James Taylor, Colour Director at Barrie Stephen, agrees: 'Skin becomes more opaque as we age, so a deeper tonal quality is needed to complement this' he says. 'Browns should be rich and chocolate-y, reds and coppers deep but not too bold; golds should be sophisticated and warm but not brassy and yellow.'
4. Long or short?
A lot of people are worried that they can no longer pull off long hair as they age – as we well know, it's extremely common for women to chop off their locks as soon as they reach their 30s! 'Very long hair – particularly if it's straight – can harden the face and draw attention to fine lines' says Hayley.
'If you want to keep your hair long, keep it very soft, adding subtle waves or volume to the hair, which subsequently creates the appearance of a fuller and younger face.' Jamie Stevens, Matrix Global Ambassador, suggests you keep longer hair around collarbone length. 'With subtle layering, this will help lift your neck and jawline to give a youthful appearance,' he says.
5. Focus on condition
Grey and ageing hair tends to be coarser, which is where excellent haircare comes into its own.
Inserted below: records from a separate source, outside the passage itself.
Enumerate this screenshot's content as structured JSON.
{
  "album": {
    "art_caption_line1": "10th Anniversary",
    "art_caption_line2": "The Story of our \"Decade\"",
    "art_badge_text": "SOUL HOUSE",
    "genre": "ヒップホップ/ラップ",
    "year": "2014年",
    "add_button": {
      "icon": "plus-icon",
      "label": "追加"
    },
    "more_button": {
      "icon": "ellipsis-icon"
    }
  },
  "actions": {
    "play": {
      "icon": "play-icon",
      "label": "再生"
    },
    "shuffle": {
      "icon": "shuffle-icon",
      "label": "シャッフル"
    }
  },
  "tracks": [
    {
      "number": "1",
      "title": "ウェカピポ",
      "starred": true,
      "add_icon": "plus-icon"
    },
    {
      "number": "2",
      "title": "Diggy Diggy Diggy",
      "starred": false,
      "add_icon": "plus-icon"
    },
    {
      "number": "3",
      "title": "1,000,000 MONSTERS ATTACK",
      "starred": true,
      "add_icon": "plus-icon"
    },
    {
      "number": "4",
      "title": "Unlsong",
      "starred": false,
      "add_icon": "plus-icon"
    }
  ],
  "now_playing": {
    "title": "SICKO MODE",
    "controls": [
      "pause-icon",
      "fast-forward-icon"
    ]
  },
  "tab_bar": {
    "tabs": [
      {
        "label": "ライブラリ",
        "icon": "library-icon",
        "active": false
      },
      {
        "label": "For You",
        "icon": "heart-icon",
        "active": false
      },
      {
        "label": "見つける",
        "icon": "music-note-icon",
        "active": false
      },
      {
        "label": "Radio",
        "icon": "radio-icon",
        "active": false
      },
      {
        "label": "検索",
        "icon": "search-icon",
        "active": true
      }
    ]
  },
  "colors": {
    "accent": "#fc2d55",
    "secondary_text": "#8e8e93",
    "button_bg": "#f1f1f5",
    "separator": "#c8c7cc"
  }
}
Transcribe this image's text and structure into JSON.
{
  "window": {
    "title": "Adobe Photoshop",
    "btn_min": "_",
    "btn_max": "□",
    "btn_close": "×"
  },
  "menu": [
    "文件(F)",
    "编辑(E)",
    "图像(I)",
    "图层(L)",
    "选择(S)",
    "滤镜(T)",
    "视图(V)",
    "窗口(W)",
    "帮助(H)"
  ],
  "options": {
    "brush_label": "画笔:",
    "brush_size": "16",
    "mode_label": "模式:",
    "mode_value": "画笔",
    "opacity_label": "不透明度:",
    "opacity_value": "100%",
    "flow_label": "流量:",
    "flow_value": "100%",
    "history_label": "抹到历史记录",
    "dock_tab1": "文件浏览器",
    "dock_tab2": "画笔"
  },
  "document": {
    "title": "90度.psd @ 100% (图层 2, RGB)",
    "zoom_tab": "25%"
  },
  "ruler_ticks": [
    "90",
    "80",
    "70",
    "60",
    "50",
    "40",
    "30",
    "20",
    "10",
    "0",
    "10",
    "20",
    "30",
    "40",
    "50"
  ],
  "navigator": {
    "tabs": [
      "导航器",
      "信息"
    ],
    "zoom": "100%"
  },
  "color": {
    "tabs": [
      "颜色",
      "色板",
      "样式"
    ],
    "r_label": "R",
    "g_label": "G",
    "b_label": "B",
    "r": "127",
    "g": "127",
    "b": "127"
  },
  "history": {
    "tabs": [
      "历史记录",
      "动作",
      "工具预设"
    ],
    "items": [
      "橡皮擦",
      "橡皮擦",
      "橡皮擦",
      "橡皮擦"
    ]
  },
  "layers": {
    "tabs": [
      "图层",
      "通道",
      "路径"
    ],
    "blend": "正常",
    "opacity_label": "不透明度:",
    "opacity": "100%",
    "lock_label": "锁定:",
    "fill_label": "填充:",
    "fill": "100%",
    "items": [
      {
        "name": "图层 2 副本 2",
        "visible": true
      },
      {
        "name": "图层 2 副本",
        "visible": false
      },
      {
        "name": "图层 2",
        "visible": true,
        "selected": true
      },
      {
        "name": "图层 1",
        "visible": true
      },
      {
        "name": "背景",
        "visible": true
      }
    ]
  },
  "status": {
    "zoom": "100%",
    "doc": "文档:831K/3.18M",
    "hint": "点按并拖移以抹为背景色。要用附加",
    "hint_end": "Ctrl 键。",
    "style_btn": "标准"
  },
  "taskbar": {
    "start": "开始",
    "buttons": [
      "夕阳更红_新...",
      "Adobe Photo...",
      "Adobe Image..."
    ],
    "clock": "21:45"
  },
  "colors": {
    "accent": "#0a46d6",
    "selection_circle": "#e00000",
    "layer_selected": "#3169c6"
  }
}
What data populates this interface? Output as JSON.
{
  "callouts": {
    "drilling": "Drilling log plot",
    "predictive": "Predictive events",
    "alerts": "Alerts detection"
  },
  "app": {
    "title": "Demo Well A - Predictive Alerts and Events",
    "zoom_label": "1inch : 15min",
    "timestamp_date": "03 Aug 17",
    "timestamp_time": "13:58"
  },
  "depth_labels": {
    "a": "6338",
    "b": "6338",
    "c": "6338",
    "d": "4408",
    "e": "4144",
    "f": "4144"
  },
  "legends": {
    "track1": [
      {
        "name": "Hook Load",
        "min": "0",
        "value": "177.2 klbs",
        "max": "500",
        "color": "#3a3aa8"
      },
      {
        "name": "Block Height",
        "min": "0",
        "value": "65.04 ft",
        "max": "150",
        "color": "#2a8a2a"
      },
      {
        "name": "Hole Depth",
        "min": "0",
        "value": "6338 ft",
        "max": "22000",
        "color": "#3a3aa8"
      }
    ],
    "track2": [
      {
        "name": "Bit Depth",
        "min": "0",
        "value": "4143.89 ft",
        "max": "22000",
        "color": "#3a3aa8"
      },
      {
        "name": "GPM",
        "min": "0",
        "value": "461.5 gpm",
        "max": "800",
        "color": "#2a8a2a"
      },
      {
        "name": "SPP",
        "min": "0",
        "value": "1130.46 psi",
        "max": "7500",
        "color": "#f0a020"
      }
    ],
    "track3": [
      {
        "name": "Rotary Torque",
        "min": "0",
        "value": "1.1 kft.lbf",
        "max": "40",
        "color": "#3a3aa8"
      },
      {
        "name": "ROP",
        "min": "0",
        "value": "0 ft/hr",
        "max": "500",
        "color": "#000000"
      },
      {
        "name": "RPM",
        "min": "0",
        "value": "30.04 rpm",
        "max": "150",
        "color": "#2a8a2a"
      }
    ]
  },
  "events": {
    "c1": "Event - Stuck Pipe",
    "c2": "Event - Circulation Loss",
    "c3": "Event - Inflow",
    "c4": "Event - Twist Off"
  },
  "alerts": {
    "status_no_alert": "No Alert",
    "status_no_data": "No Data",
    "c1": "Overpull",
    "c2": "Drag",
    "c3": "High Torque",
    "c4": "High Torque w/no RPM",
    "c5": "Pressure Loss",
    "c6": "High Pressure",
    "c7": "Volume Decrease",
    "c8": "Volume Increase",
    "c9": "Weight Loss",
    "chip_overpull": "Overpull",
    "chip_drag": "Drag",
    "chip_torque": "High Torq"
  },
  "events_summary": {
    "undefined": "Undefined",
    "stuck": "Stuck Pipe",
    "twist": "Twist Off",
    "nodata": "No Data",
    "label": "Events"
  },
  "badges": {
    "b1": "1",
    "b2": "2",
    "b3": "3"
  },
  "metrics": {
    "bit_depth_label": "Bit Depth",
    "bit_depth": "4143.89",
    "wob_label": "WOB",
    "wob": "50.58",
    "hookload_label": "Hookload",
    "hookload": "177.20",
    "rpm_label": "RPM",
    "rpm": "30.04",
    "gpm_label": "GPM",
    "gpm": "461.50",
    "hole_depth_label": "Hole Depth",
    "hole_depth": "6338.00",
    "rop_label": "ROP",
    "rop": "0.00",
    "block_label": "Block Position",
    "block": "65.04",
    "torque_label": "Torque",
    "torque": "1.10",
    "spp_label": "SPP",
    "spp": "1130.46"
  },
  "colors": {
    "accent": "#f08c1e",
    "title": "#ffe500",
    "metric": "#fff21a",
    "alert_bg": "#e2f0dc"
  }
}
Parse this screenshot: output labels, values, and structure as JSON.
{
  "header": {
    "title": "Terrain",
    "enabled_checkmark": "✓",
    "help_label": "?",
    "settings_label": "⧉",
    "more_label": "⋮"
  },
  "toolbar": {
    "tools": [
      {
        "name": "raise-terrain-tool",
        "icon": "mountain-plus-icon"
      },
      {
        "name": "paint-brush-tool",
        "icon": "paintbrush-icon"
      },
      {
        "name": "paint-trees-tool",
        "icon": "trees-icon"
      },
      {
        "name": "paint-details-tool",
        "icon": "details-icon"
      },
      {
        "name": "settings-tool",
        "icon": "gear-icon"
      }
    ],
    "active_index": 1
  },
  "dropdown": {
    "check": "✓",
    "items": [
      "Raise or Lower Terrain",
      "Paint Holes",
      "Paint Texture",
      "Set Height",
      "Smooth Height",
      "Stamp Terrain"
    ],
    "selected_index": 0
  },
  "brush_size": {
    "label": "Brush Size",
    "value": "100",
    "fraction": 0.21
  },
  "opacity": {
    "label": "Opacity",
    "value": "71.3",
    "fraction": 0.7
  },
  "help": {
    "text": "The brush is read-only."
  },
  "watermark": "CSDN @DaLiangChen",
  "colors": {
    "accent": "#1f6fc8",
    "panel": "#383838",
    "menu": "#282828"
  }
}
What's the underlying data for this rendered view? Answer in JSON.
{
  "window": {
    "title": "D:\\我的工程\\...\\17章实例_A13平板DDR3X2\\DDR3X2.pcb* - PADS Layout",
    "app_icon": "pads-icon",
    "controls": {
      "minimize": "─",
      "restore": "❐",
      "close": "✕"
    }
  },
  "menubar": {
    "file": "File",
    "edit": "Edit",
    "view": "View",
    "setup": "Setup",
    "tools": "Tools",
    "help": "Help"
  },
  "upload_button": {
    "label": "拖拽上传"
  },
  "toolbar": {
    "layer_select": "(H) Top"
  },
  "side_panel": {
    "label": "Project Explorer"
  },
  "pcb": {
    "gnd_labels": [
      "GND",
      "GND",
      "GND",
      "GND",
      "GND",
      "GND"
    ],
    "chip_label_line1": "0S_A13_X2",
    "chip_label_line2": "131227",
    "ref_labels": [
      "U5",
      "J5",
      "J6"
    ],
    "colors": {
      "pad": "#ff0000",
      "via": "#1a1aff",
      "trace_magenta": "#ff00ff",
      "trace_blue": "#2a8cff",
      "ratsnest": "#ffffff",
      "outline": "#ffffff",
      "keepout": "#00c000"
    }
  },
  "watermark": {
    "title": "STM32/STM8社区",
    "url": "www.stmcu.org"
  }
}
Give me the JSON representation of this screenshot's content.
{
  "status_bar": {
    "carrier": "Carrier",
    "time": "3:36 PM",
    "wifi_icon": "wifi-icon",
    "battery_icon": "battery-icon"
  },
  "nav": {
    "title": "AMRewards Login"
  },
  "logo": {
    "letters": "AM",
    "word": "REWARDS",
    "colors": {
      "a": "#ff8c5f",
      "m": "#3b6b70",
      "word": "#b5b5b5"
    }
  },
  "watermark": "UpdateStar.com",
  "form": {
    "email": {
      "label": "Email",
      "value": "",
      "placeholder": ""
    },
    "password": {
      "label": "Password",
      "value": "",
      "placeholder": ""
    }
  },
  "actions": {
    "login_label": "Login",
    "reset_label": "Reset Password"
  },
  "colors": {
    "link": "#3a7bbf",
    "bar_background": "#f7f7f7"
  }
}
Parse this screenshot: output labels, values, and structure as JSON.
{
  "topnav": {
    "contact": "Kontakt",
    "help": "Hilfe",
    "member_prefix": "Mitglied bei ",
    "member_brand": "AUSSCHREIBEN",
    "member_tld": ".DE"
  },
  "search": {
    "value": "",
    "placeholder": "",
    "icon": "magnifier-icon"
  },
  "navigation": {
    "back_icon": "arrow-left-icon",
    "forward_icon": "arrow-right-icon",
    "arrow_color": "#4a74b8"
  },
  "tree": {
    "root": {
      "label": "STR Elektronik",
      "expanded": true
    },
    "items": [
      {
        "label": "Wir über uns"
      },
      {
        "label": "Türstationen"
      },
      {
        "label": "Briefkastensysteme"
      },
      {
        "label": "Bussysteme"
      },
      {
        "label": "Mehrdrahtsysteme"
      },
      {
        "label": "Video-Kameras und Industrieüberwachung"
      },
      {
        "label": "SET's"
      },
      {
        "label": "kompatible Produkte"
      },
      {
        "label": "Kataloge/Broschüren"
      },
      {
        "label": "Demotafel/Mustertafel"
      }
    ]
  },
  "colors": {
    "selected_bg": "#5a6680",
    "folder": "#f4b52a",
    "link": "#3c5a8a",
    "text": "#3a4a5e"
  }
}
One thing you need to think about is looking after your scalp – a body part we often overlook!
'A poor scalp environment can lead to poor growth cycles, and the structure of hair can become thinner' says Hayley. 'A good hairdresser will recommend tailored solutions, including prescriptive haircare products that lead to fuller, thicker hair. We also recommend anything that protects the hair against free radicals and UV rays, therefore countering the effects of ageing.' You may find that taking a supplement that improves the condition of your hair, as these contain vitamins and nutrients that promote healthy hair growth.
6. Don't be scared of grey
Often people think grey hair will inevitably make them look old, but, as Paul Falltrick, Matrix Global Design Team Member points out, this isn't necessarily the case.
'Grey shades can be stereotyped as ageing, but a clean-looking grey is stunning' he says. 'It's the salt-and-pepper shades that have more of an ageing effect, so visit your hairdresser to go for a more light-reflecting, flattering grey.' James agrees: 'For those who want to embrace their natural white hair, choose silver, metallic shades to enhance the grey rather than hide it.'